* **THE PROBLEM**
Among the records, which lines hold the word "playground"? Pick them out.

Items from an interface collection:
______________________________

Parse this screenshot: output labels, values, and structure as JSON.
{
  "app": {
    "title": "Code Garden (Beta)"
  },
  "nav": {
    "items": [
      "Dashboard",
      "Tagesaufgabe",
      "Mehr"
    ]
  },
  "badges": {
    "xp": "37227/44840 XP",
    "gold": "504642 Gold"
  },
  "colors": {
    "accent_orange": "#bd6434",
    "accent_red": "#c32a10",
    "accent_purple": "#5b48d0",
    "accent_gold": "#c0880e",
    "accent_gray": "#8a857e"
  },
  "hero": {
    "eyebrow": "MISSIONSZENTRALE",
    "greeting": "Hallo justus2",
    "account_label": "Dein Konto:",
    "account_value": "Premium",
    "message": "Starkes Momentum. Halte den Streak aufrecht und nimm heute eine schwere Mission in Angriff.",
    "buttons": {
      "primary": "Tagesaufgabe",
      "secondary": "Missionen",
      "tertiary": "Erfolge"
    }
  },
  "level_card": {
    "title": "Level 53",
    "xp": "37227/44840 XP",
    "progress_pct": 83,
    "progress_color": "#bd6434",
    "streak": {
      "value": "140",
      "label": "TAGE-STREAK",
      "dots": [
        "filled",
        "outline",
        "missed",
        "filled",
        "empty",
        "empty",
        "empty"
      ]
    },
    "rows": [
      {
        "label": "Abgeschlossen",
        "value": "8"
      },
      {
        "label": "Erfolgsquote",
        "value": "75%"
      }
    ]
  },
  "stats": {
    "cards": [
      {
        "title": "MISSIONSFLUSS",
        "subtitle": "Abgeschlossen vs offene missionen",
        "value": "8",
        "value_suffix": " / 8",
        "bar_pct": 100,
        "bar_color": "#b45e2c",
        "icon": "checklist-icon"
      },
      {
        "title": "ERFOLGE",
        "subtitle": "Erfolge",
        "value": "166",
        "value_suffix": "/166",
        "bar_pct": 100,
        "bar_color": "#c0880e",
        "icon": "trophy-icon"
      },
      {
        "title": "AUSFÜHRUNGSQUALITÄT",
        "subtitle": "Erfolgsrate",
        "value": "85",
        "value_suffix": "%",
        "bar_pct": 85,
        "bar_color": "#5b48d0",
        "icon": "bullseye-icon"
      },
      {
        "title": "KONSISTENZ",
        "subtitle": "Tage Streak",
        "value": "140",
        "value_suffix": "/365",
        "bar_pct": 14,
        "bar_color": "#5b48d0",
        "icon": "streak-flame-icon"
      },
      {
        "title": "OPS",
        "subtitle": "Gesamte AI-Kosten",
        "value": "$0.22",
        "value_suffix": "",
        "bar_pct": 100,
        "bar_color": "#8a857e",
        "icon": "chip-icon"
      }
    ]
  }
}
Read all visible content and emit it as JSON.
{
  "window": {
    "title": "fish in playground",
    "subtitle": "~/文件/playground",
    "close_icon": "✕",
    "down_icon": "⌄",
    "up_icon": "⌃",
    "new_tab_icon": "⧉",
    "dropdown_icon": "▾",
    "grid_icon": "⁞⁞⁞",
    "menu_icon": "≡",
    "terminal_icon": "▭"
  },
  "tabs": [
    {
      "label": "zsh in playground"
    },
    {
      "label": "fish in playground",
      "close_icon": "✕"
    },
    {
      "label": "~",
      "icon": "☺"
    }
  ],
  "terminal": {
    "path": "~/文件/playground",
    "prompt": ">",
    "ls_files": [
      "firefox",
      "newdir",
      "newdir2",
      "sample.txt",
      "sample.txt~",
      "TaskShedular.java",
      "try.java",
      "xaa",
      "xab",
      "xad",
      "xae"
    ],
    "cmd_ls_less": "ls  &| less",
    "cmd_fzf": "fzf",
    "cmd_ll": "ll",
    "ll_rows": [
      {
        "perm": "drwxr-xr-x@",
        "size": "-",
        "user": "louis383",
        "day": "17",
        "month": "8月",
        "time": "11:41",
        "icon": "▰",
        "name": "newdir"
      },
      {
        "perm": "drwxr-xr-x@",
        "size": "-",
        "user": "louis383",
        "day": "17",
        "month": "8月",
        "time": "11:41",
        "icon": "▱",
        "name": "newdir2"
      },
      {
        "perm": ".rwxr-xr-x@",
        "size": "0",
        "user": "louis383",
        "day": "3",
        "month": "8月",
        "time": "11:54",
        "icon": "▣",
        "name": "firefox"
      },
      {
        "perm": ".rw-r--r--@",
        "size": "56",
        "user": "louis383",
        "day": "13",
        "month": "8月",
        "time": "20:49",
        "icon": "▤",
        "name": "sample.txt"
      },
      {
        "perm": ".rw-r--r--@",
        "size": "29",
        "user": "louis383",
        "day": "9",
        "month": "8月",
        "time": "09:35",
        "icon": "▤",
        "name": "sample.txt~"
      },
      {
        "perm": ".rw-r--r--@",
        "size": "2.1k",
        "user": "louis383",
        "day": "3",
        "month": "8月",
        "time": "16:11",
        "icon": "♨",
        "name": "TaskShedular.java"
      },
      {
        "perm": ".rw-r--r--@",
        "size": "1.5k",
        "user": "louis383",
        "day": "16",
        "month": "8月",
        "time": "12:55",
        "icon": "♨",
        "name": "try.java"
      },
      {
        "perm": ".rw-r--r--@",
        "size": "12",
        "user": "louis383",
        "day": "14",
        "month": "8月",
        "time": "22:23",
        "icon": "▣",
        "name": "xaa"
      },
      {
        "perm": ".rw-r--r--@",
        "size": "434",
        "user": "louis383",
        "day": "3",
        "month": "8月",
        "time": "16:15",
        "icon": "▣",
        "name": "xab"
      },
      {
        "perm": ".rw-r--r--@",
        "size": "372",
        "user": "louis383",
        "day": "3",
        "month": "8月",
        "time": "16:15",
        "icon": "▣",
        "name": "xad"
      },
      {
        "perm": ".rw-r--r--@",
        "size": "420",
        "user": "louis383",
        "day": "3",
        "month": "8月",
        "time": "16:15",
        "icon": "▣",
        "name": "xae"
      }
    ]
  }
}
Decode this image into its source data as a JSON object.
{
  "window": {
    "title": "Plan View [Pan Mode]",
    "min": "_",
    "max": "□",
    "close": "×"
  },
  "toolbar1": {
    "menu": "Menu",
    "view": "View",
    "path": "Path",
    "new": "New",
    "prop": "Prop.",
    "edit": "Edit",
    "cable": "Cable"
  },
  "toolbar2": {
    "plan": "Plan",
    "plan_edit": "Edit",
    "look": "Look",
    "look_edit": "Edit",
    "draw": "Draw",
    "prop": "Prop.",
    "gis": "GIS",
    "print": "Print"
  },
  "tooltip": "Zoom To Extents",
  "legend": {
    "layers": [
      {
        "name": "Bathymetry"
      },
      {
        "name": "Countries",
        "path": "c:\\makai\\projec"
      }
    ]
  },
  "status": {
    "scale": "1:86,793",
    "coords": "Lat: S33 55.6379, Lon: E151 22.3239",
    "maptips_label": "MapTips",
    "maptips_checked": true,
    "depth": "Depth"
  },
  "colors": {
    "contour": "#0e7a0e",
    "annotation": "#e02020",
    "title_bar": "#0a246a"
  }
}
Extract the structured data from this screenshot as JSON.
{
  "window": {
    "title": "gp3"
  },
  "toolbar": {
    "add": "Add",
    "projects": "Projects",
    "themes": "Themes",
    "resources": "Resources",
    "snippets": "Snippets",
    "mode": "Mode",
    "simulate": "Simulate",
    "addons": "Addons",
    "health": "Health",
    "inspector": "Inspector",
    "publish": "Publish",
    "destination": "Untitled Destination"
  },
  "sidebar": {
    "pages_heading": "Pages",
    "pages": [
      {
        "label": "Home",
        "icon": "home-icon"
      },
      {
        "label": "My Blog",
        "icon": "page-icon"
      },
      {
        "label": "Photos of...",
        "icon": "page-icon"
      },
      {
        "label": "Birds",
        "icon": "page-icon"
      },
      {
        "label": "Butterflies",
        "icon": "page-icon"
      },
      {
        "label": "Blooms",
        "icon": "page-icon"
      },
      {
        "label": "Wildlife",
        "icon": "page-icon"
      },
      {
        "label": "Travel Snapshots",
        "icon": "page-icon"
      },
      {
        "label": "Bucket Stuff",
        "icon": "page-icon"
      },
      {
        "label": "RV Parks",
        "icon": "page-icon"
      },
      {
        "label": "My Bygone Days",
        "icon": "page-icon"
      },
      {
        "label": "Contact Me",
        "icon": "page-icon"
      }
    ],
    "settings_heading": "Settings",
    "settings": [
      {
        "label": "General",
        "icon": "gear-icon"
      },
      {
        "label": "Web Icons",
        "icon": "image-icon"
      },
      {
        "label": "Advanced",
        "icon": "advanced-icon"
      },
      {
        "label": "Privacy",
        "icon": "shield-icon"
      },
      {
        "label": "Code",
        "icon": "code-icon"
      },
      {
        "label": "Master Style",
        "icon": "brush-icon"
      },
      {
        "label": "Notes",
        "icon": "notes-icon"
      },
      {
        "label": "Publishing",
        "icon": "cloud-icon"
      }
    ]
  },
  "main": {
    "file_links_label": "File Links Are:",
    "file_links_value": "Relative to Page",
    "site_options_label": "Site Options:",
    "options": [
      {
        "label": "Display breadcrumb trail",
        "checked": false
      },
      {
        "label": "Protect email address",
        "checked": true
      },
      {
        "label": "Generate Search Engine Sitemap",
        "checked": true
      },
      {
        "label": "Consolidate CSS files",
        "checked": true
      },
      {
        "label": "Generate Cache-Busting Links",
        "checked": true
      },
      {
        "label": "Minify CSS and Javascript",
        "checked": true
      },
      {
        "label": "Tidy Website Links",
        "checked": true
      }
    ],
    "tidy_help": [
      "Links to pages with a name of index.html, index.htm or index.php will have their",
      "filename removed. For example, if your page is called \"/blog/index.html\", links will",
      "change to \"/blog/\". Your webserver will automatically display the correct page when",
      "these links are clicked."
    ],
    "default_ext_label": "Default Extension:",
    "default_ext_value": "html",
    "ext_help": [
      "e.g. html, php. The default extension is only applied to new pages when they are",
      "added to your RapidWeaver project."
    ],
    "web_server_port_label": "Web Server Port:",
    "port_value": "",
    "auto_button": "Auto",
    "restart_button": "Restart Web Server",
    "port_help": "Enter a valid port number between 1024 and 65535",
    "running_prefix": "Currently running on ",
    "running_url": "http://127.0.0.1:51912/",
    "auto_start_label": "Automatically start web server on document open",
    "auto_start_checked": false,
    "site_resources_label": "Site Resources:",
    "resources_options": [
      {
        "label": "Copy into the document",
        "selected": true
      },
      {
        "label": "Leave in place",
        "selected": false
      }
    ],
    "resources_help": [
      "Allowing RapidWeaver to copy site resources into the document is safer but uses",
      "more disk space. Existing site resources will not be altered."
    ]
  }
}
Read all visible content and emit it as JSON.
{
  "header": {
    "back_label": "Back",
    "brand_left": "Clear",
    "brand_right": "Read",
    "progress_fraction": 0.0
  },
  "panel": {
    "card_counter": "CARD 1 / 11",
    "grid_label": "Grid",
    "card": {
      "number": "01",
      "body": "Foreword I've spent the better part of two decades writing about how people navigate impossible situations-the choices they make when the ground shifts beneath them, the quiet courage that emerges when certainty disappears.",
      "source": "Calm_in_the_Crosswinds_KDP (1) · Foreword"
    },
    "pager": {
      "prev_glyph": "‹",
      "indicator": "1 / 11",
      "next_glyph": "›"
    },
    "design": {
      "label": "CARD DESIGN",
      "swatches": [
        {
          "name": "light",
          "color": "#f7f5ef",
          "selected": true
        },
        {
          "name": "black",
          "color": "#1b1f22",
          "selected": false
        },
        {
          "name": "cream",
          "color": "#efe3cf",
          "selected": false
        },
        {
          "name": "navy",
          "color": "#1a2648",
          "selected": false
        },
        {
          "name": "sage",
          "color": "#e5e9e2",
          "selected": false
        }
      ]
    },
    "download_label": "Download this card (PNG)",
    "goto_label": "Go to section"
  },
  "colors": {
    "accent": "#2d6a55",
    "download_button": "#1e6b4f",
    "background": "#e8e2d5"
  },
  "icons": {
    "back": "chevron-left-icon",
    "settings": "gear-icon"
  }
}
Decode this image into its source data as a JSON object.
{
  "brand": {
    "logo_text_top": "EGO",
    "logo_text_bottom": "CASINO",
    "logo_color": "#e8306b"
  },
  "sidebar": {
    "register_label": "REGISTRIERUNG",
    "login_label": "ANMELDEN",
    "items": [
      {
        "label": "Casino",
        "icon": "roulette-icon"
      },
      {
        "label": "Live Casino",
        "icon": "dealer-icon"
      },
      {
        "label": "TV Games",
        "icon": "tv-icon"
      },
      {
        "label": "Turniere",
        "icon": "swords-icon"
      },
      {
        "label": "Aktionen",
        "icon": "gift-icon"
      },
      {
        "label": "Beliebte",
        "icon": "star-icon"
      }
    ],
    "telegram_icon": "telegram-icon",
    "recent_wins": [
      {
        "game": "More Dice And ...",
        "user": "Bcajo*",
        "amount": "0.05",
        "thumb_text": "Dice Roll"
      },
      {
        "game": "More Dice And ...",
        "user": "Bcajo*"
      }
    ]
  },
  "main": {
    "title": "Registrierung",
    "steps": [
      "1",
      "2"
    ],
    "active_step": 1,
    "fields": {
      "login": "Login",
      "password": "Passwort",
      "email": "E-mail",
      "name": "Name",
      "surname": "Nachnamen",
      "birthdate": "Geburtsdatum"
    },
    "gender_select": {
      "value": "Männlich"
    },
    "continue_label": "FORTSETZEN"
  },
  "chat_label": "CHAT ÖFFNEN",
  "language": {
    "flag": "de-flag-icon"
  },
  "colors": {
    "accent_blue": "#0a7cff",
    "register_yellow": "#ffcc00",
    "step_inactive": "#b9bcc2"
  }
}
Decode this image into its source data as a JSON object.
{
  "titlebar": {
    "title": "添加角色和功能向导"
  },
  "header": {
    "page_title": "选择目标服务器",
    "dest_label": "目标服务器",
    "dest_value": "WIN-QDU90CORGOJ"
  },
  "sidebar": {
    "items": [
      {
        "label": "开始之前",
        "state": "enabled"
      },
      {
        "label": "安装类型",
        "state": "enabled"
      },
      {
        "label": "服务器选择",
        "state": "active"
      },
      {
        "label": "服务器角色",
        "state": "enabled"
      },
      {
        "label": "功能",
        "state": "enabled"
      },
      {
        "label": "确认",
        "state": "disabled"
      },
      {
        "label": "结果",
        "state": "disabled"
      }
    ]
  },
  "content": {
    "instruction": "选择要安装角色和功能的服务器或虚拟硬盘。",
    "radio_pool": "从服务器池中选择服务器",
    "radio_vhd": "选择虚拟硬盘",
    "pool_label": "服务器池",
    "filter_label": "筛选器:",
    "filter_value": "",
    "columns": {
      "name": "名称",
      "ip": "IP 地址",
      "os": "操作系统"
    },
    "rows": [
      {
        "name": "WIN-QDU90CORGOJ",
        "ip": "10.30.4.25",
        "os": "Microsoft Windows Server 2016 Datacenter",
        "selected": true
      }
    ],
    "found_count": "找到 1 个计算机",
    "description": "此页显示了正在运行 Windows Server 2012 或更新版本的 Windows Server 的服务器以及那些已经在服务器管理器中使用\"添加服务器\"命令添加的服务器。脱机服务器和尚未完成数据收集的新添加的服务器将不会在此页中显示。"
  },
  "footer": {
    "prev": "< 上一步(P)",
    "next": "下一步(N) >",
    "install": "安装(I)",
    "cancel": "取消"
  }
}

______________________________

* **SOLUTION**
    "title": "fish in playground",
    "subtitle": "~/文件/playground",
      "label": "zsh in playground"
      "label": "fish in playground",
    "path": "~/文件/playground",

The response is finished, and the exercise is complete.